- [What you will do]:
An identical copy of the data below is needed.

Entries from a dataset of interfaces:
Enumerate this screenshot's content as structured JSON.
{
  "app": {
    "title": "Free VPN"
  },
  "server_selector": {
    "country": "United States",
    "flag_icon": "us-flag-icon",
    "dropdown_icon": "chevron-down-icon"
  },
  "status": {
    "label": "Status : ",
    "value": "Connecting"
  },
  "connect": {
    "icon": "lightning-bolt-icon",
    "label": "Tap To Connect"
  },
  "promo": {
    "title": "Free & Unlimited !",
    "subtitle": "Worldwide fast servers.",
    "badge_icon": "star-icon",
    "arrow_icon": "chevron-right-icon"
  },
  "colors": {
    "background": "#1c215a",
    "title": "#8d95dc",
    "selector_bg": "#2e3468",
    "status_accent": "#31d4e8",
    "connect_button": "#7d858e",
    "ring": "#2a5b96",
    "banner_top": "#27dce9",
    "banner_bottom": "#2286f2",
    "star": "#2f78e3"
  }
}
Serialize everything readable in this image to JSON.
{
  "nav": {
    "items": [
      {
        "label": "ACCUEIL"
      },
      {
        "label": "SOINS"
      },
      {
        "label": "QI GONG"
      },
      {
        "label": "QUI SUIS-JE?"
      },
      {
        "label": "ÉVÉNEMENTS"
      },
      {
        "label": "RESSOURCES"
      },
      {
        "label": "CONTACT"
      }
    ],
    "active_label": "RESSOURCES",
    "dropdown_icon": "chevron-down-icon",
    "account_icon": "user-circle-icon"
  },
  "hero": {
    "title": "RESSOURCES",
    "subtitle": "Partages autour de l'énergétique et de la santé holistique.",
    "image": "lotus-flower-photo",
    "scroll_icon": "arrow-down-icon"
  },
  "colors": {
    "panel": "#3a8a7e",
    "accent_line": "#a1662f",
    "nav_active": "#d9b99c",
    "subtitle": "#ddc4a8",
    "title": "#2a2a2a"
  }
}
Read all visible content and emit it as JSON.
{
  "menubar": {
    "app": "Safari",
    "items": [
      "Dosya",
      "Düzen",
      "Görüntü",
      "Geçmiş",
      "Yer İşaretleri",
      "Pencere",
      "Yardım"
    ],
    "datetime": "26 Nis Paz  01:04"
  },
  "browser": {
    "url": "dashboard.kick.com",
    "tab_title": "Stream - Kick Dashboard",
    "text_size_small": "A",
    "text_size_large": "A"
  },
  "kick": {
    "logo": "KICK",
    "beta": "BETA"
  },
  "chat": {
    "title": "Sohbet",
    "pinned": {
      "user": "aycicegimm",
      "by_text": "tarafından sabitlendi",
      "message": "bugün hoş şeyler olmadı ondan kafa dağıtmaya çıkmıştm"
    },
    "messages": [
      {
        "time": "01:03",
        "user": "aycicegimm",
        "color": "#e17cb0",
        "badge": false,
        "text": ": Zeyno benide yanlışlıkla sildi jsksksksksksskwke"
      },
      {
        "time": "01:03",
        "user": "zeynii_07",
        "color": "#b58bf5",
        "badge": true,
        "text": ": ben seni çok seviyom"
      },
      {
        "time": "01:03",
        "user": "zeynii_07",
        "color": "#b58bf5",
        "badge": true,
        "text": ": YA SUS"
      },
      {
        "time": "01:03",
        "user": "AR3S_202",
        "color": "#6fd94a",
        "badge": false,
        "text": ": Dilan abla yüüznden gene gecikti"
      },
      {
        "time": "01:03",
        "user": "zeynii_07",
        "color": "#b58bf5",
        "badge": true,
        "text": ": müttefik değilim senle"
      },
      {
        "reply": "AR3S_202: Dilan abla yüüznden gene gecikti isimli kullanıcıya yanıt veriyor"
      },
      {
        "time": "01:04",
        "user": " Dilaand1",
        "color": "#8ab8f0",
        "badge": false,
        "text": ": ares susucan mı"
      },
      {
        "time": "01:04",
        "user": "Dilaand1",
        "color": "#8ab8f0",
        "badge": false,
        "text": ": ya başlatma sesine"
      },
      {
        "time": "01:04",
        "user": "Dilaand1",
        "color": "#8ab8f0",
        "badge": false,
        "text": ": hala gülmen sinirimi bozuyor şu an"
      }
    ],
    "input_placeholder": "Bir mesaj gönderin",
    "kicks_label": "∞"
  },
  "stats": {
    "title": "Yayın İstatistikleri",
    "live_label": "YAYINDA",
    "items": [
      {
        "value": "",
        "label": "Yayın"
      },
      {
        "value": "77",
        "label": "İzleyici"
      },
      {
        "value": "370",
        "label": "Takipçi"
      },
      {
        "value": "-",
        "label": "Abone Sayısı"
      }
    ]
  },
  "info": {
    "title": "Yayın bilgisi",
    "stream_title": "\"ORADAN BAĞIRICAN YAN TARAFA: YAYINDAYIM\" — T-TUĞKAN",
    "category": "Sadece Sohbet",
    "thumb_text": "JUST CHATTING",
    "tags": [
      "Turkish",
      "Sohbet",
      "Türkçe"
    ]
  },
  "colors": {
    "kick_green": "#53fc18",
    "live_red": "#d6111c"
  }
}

- [Exercise output]:
Enumerate this screenshot's content as structured JSON.
{
  "app": {
    "title": "Free VPN"
  },
  "server_selector": {
    "country": "United States",
    "flag_icon": "us-flag-icon",
    "dropdown_icon": "chevron-down-icon"
  },
  "status": {
    "label": "Status : ",
    "value": "Connecting"
  },
  "connect": {
    "icon": "lightning-bolt-icon",
    "label": "Tap To Connect"
  },
  "promo": {
    "title": "Free & Unlimited !",
    "subtitle": "Worldwide fast servers.",
    "badge_icon": "star-icon",
    "arrow_icon": "chevron-right-icon"
  },
  "colors": {
    "background": "#1c215a",
    "title": "#8d95dc",
    "selector_bg": "#2e3468",
    "status_accent": "#31d4e8",
    "connect_button": "#7d858e",
    "ring": "#2a5b96",
    "banner_top": "#27dce9",
    "banner_bottom": "#2286f2",
    "star": "#2f78e3"
  }
}
Serialize everything readable in this image to JSON.
{
  "nav": {
    "items": [
      {
        "label": "ACCUEIL"
      },
      {
        "label": "SOINS"
      },
      {
        "label": "QI GONG"
      },
      {
        "label": "QUI SUIS-JE?"
      },
      {
        "label": "ÉVÉNEMENTS"
      },
      {
        "label": "RESSOURCES"
      },
      {
        "label": "CONTACT"
      }
    ],
    "active_label": "RESSOURCES",
    "dropdown_icon": "chevron-down-icon",
    "account_icon": "user-circle-icon"
  },
  "hero": {
    "title": "RESSOURCES",
    "subtitle": "Partages autour de l'énergétique et de la santé holistique.",
    "image": "lotus-flower-photo",
    "scroll_icon": "arrow-down-icon"
  },
  "colors": {
    "panel": "#3a8a7e",
    "accent_line": "#a1662f",
    "nav_active": "#d9b99c",
    "subtitle": "#ddc4a8",
    "title": "#2a2a2a"
  }
}
Read all visible content and emit it as JSON.
{
  "menubar": {
    "app": "Safari",
    "items": [
      "Dosya",
      "Düzen",
      "Görüntü",
      "Geçmiş",
      "Yer İşaretleri",
      "Pencere",
      "Yardım"
    ],
    "datetime": "26 Nis Paz  01:04"
  },
  "browser": {
    "url": "dashboard.kick.com",
    "tab_title": "Stream - Kick Dashboard",
    "text_size_small": "A",
    "text_size_large": "A"
  },
  "kick": {
    "logo": "KICK",
    "beta": "BETA"
  },
  "chat": {
    "title": "Sohbet",
    "pinned": {
      "user": "aycicegimm",
      "by_text": "tarafından sabitlendi",
      "message": "bugün hoş şeyler olmadı ondan kafa dağıtmaya çıkmıştm"
    },
    "messages": [
      {
        "time": "01:03",
        "user": "aycicegimm",
        "color": "#e17cb0",
        "badge": false,
        "text": ": Zeyno benide yanlışlıkla sildi jsksksksksksskwke"
      },
      {
        "time": "01:03",
        "user": "zeynii_07",
        "color": "#b58bf5",
        "badge": true,
        "text": ": ben seni çok seviyom"
      },
      {
        "time": "01:03",
        "user": "zeynii_07",
        "color": "#b58bf5",
        "badge": true,
        "text": ": YA SUS"
      },
      {
        "time": "01:03",
        "user": "AR3S_202",
        "color": "#6fd94a",
        "badge": false,
        "text": ": Dilan abla yüüznden gene gecikti"
      },
      {
        "time": "01:03",
        "user": "zeynii_07",
        "color": "#b58bf5",
        "badge": true,
        "text": ": müttefik değilim senle"
      },
      {
        "reply": "AR3S_202: Dilan abla yüüznden gene gecikti isimli kullanıcıya yanıt veriyor"
      },
      {
        "time": "01:04",
        "user": " Dilaand1",
        "color": "#8ab8f0",
        "badge": false,
        "text": ": ares susucan mı"
      },
      {
        "time": "01:04",
        "user": "Dilaand1",
        "color": "#8ab8f0",
        "badge": false,
        "text": ": ya başlatma sesine"
      },
      {
        "time": "01:04",
        "user": "Dilaand1",
        "color": "#8ab8f0",
        "badge": false,
        "text": ": hala gülmen sinirimi bozuyor şu an"
      }
    ],
    "input_placeholder": "Bir mesaj gönderin",
    "kicks_label": "∞"
  },
  "stats": {
    "title": "Yayın İstatistikleri",
    "live_label": "YAYINDA",
    "items": [
      {
        "value": "",
        "label": "Yayın"
      },
      {
        "value": "77",
        "label": "İzleyici"
      },
      {
        "value": "370",
        "label": "Takipçi"
      },
      {
        "value": "-",
        "label": "Abone Sayısı"
      }
    ]
  },
  "info": {
    "title": "Yayın bilgisi",
    "stream_title": "\"ORADAN BAĞIRICAN YAN TARAFA: YAYINDAYIM\" — T-TUĞKAN",
    "category": "Sadece Sohbet",
    "thumb_text": "JUST CHATTING",
    "tags": [
      "Turkish",
      "Sohbet",
      "Türkçe"
    ]
  },
  "colors": {
    "kick_green": "#53fc18",
    "live_red": "#d6111c"
  }
}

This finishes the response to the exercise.